> Exercise materials:
-------------------------

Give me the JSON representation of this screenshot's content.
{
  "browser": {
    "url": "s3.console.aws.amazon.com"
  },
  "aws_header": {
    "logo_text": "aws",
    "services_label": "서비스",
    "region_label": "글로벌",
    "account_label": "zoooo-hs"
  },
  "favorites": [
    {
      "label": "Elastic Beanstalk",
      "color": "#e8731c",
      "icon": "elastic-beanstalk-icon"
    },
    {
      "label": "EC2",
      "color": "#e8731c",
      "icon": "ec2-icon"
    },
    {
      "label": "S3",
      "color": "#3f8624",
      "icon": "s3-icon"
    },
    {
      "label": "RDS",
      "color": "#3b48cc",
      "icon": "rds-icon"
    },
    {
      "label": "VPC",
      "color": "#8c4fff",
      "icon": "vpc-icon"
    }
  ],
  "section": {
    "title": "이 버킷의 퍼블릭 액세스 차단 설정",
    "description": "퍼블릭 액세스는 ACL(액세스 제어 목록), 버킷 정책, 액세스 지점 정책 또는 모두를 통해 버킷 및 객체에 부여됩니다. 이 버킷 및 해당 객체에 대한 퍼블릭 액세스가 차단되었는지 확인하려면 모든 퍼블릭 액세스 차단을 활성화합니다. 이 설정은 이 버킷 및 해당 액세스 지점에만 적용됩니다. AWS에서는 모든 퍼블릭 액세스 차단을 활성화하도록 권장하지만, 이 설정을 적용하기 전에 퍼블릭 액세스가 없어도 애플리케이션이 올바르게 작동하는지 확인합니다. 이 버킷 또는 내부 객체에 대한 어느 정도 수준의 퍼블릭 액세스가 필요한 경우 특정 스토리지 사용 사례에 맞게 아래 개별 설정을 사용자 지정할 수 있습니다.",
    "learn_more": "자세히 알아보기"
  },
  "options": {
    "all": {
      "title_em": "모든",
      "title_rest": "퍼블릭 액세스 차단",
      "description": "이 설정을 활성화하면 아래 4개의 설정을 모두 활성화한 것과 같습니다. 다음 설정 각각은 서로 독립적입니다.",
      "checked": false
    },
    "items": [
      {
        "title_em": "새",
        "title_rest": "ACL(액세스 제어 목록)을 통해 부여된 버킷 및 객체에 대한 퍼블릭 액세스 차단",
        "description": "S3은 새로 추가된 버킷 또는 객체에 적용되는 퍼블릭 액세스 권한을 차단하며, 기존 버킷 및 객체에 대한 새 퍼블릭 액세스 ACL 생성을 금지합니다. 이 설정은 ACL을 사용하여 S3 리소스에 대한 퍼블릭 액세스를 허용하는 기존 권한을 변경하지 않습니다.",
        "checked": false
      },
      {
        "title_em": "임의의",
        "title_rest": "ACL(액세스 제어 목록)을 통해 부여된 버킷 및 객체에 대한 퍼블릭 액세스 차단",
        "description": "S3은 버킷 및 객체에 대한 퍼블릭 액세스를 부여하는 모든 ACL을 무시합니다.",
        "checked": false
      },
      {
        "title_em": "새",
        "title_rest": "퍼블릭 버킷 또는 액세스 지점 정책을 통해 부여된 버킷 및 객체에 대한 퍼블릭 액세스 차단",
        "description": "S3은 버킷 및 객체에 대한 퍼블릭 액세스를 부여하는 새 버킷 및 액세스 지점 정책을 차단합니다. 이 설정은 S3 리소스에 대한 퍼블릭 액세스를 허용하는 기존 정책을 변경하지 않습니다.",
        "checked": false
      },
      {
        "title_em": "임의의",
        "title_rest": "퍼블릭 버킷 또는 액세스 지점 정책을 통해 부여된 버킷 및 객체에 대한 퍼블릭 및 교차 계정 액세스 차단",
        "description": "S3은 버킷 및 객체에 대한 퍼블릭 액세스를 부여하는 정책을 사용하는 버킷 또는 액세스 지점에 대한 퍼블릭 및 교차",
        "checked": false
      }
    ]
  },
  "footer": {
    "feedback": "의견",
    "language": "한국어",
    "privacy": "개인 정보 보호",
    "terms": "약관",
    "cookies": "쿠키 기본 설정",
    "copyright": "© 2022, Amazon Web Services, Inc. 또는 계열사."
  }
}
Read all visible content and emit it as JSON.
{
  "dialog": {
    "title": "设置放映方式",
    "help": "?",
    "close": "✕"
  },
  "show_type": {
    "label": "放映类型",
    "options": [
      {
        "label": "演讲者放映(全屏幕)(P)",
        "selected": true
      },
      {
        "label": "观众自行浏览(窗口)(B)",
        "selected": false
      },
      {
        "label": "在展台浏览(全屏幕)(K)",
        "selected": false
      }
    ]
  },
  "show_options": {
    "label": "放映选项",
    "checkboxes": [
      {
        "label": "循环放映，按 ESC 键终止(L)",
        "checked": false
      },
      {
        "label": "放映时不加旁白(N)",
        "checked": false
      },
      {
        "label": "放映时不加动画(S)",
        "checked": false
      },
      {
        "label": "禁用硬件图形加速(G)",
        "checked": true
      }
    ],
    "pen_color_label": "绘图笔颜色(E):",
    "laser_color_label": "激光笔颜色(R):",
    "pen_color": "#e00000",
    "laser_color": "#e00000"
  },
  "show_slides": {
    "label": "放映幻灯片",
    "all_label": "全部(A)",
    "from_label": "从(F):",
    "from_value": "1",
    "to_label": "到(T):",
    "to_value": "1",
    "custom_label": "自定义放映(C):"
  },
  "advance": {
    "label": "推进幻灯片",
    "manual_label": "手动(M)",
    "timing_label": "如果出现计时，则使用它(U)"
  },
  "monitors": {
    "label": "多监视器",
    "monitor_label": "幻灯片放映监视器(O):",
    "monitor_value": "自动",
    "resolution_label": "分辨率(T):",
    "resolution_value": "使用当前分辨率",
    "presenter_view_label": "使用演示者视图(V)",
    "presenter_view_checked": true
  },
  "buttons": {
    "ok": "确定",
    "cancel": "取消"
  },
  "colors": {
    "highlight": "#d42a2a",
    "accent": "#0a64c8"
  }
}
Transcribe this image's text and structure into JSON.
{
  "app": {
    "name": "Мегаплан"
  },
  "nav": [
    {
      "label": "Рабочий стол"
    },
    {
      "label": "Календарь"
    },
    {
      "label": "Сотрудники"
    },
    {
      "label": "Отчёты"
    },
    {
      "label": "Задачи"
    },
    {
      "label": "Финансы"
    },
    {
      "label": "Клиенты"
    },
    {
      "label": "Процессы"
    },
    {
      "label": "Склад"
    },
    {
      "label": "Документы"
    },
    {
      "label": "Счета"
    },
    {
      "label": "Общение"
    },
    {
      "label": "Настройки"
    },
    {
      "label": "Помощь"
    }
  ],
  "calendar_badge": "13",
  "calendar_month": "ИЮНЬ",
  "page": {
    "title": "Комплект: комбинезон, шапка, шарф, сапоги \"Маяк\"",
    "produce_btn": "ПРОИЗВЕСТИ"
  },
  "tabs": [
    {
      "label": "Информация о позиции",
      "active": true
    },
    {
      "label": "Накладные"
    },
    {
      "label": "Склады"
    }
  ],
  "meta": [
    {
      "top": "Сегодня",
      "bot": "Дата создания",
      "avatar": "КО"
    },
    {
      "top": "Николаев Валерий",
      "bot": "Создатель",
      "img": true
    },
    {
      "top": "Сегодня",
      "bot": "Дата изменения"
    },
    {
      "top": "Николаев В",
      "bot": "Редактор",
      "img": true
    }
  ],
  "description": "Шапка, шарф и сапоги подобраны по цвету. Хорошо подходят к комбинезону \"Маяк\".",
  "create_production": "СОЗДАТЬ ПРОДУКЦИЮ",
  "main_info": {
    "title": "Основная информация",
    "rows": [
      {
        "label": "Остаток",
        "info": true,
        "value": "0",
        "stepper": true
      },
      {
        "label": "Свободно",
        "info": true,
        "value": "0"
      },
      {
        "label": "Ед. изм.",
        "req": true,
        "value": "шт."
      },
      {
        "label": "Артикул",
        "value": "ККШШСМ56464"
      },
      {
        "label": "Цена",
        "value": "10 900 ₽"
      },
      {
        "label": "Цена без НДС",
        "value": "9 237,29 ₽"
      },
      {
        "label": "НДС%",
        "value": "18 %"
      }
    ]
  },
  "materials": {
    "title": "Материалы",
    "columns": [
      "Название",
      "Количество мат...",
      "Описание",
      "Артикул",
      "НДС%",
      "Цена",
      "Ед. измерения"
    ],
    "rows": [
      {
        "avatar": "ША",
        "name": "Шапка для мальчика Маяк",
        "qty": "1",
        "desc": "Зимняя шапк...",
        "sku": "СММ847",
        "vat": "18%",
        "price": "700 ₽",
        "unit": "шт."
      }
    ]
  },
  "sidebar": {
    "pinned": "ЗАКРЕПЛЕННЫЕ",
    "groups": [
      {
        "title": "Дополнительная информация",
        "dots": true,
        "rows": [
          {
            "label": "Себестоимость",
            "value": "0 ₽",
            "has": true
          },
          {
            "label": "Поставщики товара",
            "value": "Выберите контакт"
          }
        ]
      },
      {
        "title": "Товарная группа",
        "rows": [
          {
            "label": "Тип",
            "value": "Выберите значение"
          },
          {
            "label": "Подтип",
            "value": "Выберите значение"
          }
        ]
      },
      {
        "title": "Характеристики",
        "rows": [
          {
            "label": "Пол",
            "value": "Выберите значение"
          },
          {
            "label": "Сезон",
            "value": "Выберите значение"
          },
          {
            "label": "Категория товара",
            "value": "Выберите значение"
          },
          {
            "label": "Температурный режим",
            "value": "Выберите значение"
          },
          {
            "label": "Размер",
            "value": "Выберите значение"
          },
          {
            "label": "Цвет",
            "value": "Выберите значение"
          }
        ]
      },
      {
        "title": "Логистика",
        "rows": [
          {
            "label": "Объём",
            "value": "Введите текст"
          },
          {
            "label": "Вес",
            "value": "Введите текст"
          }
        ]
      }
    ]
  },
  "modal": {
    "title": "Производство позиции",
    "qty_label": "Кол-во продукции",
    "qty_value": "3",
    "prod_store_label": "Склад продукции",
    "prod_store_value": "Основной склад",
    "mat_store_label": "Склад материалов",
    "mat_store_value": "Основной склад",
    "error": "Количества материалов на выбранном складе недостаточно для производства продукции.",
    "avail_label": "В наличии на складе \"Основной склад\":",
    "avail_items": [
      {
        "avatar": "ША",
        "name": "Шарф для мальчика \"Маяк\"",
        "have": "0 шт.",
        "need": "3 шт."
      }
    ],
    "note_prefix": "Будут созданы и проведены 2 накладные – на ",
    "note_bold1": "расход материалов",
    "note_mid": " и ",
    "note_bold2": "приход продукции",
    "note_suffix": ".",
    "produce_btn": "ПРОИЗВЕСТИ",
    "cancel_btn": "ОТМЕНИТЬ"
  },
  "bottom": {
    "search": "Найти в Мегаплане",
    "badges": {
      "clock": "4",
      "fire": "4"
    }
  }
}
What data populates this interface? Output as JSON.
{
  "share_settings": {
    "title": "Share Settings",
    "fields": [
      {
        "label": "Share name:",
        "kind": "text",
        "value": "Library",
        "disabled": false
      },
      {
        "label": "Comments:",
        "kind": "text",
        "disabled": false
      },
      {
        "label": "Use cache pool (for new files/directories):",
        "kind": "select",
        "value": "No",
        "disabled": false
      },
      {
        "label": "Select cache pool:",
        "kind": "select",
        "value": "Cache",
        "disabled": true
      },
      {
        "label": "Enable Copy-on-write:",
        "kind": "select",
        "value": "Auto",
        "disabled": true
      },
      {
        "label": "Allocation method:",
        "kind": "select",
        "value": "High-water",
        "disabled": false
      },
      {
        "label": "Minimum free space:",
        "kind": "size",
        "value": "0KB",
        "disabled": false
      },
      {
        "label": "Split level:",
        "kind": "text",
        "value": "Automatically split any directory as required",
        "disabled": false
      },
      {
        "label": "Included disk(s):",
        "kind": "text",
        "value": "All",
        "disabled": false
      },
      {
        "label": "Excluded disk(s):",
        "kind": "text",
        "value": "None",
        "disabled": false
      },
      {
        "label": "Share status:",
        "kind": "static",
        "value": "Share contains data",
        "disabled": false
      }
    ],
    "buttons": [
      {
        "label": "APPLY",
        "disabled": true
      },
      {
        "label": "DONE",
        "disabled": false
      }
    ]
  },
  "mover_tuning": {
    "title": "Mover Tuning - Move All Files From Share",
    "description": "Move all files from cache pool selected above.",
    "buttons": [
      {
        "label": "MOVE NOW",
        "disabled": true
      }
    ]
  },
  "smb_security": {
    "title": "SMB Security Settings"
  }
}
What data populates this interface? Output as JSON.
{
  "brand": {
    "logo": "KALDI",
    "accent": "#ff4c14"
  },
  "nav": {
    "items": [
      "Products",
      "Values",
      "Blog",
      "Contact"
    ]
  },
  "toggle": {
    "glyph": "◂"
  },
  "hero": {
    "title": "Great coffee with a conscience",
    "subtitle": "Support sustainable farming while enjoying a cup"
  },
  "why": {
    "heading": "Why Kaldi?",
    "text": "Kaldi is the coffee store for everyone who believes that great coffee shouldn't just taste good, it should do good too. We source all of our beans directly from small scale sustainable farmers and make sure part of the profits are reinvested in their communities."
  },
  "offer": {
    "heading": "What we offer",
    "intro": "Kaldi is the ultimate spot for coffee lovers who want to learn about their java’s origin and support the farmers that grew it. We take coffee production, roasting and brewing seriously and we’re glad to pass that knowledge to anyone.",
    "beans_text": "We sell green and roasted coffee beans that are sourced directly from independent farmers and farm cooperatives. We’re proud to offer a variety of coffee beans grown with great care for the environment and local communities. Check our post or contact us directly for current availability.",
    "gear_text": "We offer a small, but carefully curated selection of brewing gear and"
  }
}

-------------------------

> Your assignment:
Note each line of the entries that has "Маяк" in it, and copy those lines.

> Result of the task:
    "title": "Комплект: комбинезон, шапка, шарф, сапоги \"Маяк\"",
  "description": "Шапка, шарф и сапоги подобраны по цвету. Хорошо подходят к комбинезону \"Маяк\".",
        "name": "Шапка для мальчика Маяк",
        "name": "Шарф для мальчика \"Маяк\"",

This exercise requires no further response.